About this exercise:
The result should be an exact copy of the entries that follow, with no pictures included.

***

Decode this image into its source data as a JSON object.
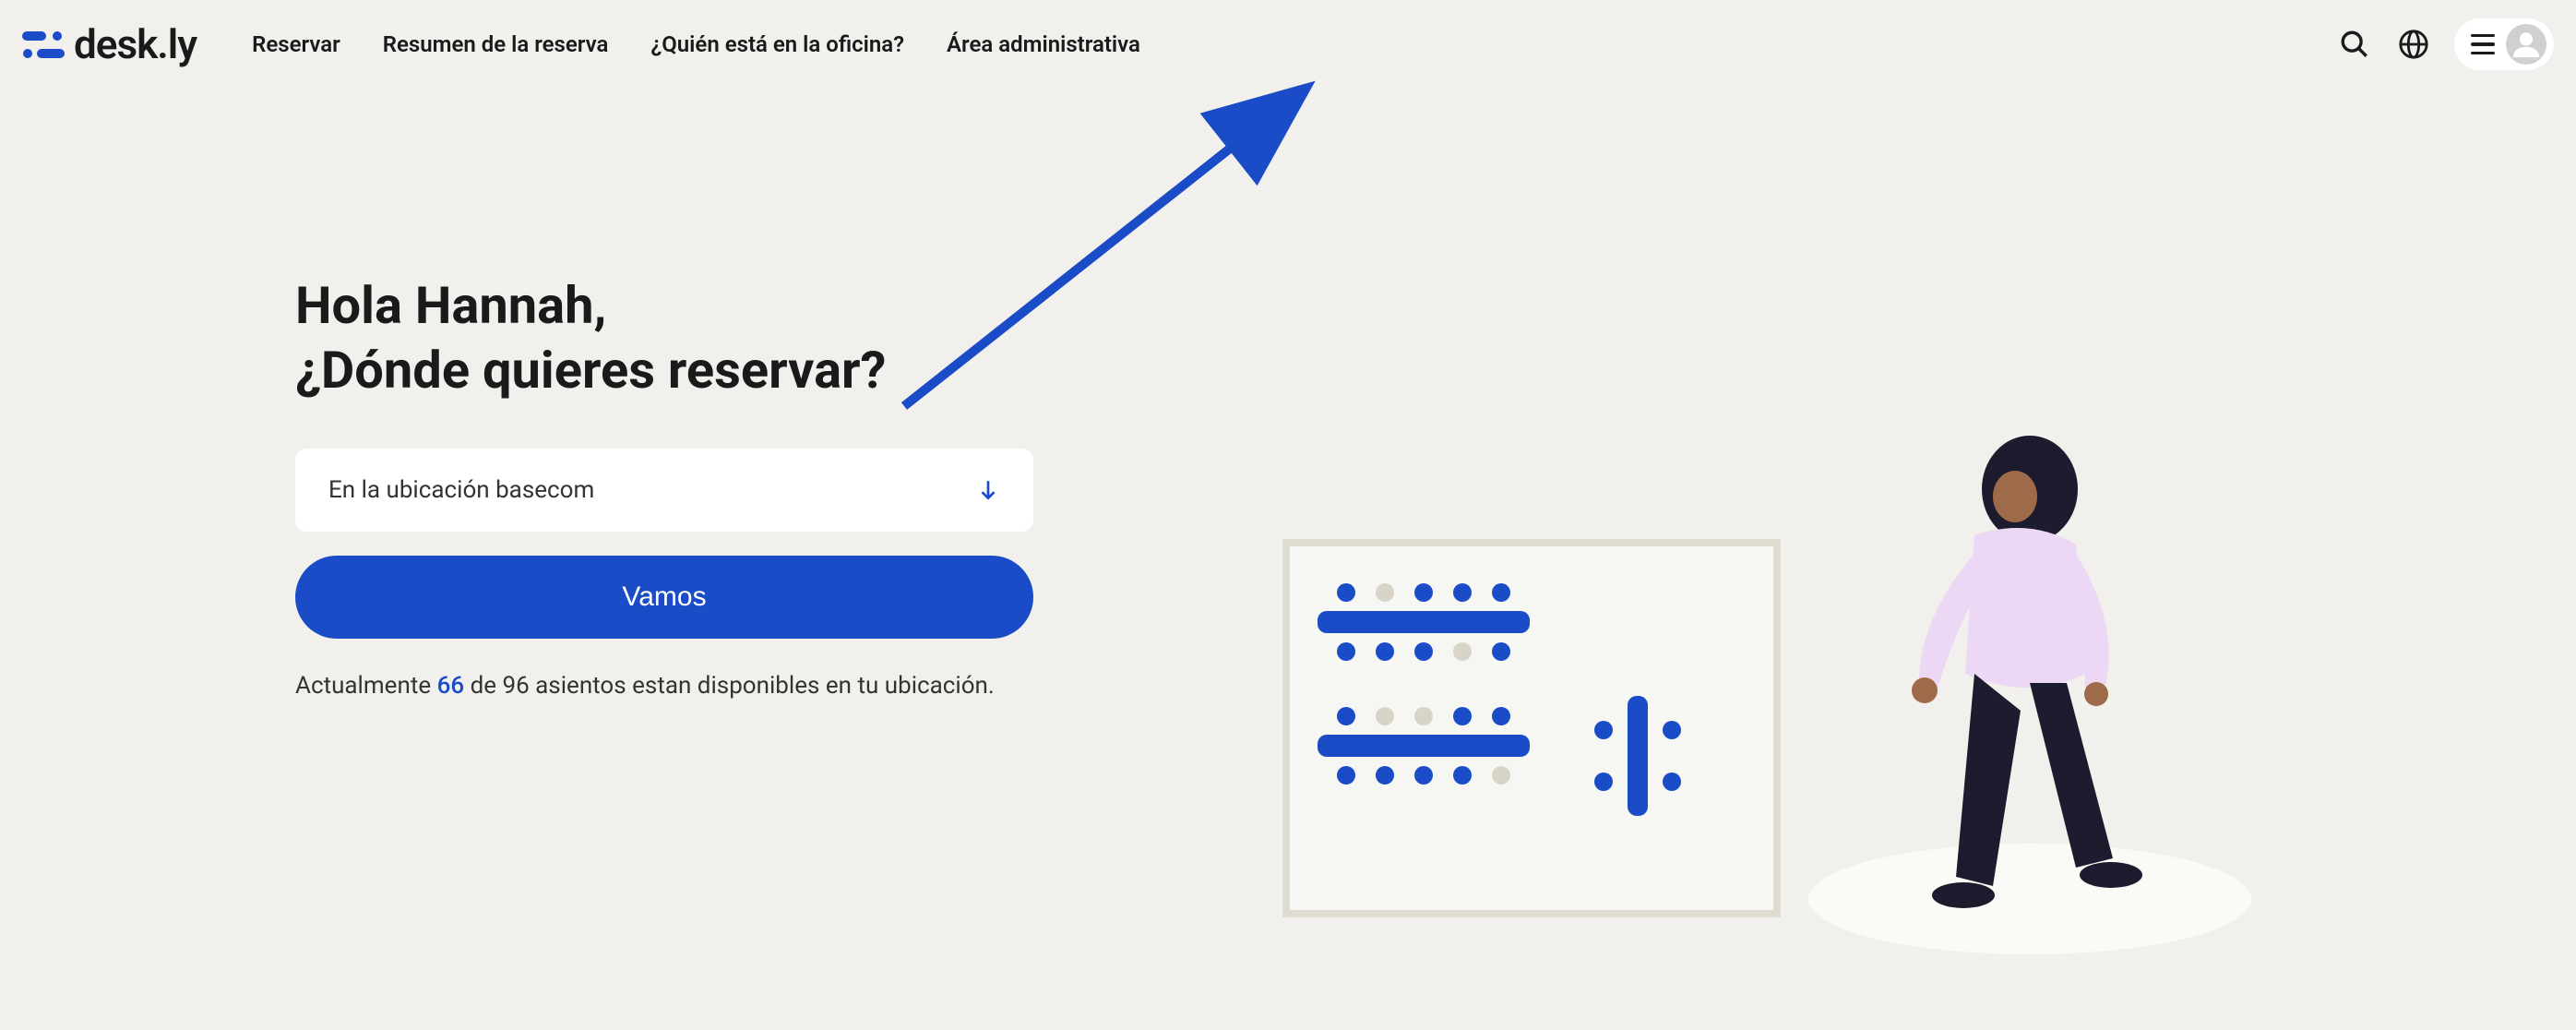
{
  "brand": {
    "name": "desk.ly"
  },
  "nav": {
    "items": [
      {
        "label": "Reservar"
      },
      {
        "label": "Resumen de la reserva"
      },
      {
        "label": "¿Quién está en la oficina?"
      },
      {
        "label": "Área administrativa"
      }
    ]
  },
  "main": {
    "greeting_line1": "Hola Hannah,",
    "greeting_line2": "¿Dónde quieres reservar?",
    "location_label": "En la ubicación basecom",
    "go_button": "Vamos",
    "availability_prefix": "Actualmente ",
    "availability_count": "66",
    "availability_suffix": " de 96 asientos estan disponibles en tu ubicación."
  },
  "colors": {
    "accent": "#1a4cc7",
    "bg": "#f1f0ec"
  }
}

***

Response to this exercise:
Decode this image into its source data as a JSON object.
{
  "brand": {
    "name": "desk.ly"
  },
  "nav": {
    "items": [
      {
        "label": "Reservar"
      },
      {
        "label": "Resumen de la reserva"
      },
      {
        "label": "¿Quién está en la oficina?"
      },
      {
        "label": "Área administrativa"
      }
    ]
  },
  "main": {
    "greeting_line1": "Hola Hannah,",
    "greeting_line2": "¿Dónde quieres reservar?",
    "location_label": "En la ubicación basecom",
    "go_button": "Vamos",
    "availability_prefix": "Actualmente ",
    "availability_count": "66",
    "availability_suffix": " de 96 asientos estan disponibles en tu ubicación."
  },
  "colors": {
    "accent": "#1a4cc7",
    "bg": "#f1f0ec"
  }
}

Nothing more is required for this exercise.